A Healthy Prognosis
In addition to supporting the needs of the patients and staff members, Froedtert Hospital values the needs of the patients' families and visitors. In the North Tower, each floor has a space with lovely vistas called the living room, expressly designed for the patients' families. It is nestled within the inpatient bedrooms, but it is the ˜living room' where the patients and families can go to get on the Internet or gaze out the window or sit and visit,” says Balzer.
As part of its mission to support hospital visitors, the hospital has comfortable family lounges separate from the inpatient environment to accommodate larger visiting groups. The hospital has created a family center near its intensive care unit with rooms for overnight stays; whiteboards so that doctors can better explain treatment; Internet access; and private areas for confidential conferences. Hospital staff serve as a resource to family members offering information on hotels for extended visits.
In the past, families would congregate in the hallways. Now, they have an area to call home base,” says Balzer. Patient relations, the finance department, the chapel, and pastoral care are also gathered near the family center to support the patients' families. The family center also provides space for kids with child-sized furniture and a connection to outdoor courtyards. Adds Balzer, It is important to treat the whole person and that includes the family.”

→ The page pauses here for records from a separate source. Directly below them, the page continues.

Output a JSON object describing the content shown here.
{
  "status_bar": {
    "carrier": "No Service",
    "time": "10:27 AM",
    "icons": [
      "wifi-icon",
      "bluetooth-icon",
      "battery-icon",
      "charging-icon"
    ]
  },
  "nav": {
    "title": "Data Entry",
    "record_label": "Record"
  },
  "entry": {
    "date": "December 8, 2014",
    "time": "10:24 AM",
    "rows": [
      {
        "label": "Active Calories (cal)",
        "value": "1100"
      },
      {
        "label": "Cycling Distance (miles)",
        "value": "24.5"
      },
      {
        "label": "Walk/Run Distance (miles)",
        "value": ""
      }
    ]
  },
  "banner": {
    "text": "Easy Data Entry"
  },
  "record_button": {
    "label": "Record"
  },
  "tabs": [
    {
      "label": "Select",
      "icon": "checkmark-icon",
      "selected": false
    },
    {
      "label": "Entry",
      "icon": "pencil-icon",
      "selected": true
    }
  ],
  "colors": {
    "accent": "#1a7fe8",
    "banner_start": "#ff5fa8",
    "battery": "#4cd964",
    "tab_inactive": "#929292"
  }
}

Handling 22,000 inpatients and 500,000 outpatients annually, the next large project on the drawing board is an outpatient orientation development. Currently, Froedtert Hospital is seeing double-digit growth in its outpatient business and needs to expand to support that growth. Fortunately, the hospital has been designed to accommodate future expansion.
We are always looking into the crystal ball so that we site the facilities accurately and lay the utility infrastructure for future growth,” says Balzer. By making logical and sound facility decisions and placing a premium on the emotional health of its staff, patients, and their families, Froedtert Memorial Lutheran Hospital is able to deliver stellar healthcare serv-ice and ensure continued growth.
Regina Raiford Babcock (firstname.lastname@example.org) is senior editor at Buildings magazine.